Information shown Start Marker
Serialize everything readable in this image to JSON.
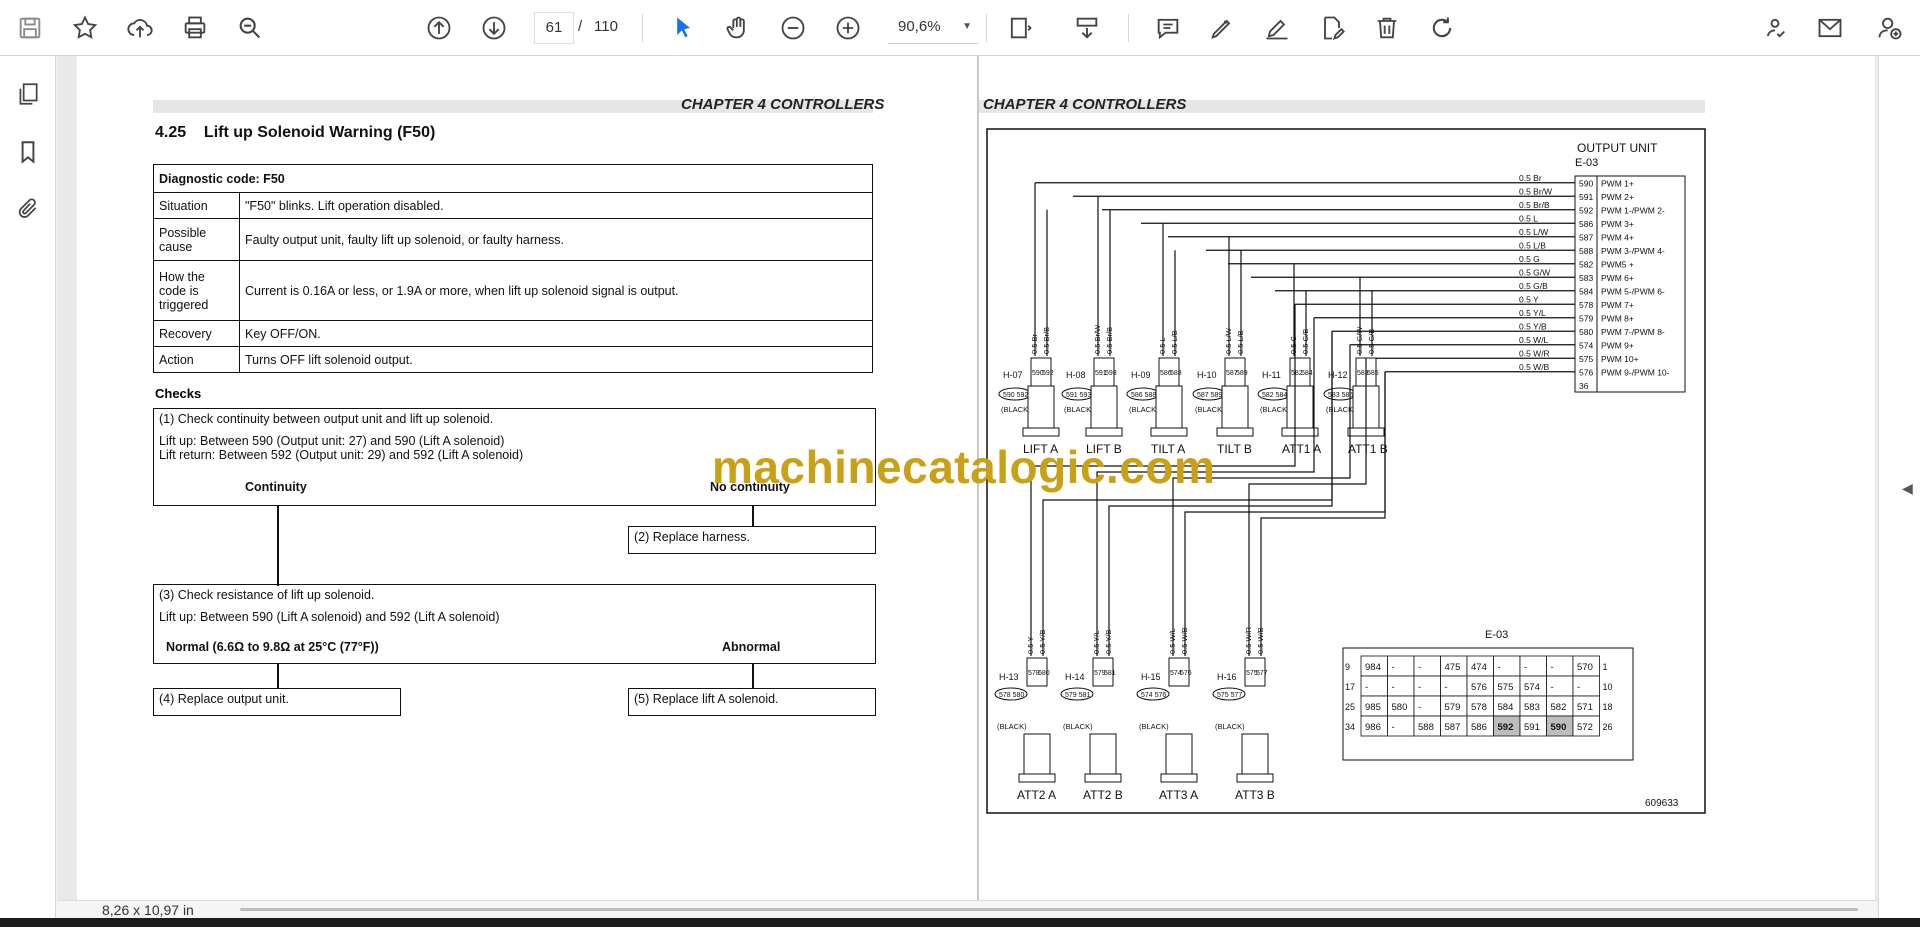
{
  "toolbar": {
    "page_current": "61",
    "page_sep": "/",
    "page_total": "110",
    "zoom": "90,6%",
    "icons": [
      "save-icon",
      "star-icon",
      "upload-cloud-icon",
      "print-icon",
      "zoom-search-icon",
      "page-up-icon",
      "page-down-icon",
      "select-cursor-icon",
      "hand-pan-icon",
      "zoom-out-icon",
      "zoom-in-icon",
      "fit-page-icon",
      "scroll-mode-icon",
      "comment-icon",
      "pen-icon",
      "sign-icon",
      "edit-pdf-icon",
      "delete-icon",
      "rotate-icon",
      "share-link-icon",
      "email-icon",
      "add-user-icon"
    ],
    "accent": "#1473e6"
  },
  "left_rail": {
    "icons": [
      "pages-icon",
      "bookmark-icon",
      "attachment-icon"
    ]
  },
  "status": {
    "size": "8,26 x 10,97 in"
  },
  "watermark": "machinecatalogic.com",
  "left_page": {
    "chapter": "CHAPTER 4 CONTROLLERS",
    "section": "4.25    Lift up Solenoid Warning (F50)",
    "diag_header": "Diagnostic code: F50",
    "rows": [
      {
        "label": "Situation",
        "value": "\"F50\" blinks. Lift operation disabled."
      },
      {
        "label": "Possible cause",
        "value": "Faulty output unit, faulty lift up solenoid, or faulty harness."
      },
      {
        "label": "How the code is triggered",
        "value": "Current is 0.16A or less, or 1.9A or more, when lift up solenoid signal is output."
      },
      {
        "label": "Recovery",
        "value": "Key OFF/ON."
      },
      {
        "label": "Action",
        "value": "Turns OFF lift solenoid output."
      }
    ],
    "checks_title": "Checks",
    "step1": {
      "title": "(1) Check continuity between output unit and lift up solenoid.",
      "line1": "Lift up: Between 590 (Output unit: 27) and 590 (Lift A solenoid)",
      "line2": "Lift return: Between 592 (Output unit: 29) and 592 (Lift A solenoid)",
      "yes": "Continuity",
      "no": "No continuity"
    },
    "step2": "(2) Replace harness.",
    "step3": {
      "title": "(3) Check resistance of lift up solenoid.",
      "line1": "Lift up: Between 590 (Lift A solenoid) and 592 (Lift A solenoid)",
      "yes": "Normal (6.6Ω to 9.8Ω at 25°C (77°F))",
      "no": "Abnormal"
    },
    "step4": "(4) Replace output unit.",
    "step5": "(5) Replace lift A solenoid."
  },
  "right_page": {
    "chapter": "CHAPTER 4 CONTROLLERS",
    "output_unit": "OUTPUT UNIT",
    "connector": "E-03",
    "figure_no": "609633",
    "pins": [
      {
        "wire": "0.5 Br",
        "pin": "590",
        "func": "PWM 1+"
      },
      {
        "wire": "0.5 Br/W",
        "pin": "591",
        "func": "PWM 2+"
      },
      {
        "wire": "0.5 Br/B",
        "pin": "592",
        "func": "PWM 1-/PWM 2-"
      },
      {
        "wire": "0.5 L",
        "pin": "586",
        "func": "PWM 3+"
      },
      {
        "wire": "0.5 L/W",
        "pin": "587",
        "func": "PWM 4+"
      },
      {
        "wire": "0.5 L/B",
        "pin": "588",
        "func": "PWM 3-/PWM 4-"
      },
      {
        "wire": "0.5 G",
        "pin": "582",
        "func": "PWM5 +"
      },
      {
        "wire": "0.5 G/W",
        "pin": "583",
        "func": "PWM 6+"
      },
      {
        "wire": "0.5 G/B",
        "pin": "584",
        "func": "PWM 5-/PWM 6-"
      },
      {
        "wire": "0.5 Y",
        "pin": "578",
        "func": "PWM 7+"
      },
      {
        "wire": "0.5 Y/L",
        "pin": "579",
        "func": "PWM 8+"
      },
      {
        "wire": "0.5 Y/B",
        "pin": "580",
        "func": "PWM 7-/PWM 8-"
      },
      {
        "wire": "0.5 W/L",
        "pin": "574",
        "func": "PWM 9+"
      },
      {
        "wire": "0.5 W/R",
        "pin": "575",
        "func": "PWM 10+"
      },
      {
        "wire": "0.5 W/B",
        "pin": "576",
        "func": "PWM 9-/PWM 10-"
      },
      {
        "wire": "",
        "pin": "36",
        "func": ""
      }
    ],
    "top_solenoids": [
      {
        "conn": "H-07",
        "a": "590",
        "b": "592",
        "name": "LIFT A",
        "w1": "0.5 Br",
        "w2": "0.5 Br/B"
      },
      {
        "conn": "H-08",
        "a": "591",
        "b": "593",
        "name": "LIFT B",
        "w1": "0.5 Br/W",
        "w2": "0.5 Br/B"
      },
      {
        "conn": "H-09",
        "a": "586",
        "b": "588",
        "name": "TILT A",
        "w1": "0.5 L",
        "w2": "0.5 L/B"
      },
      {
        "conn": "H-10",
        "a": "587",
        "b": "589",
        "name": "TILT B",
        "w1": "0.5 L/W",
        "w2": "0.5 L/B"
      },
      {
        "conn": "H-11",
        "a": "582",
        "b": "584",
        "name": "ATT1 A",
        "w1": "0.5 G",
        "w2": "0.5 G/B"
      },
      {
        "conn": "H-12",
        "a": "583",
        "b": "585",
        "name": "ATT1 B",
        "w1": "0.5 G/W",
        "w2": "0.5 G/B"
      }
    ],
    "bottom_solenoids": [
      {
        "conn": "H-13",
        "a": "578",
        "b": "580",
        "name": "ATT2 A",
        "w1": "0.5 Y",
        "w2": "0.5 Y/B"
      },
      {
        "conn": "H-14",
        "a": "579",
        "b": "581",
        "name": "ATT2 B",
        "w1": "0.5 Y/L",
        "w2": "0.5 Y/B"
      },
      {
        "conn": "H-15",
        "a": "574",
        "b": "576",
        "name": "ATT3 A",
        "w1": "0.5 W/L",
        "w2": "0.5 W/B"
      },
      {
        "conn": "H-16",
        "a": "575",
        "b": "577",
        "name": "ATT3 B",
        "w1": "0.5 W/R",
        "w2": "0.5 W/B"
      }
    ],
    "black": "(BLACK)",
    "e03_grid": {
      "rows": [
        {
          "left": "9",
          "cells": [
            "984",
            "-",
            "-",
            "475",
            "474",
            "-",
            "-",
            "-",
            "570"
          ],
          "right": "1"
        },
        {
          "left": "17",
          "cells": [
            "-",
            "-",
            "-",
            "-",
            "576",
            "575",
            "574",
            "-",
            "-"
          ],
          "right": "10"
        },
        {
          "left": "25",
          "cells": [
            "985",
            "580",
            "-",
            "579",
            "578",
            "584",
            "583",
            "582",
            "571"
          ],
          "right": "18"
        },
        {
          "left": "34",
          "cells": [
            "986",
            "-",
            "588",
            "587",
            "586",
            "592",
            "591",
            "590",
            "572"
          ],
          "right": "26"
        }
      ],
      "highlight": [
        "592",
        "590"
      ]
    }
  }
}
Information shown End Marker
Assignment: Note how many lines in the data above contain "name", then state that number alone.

Output below: 10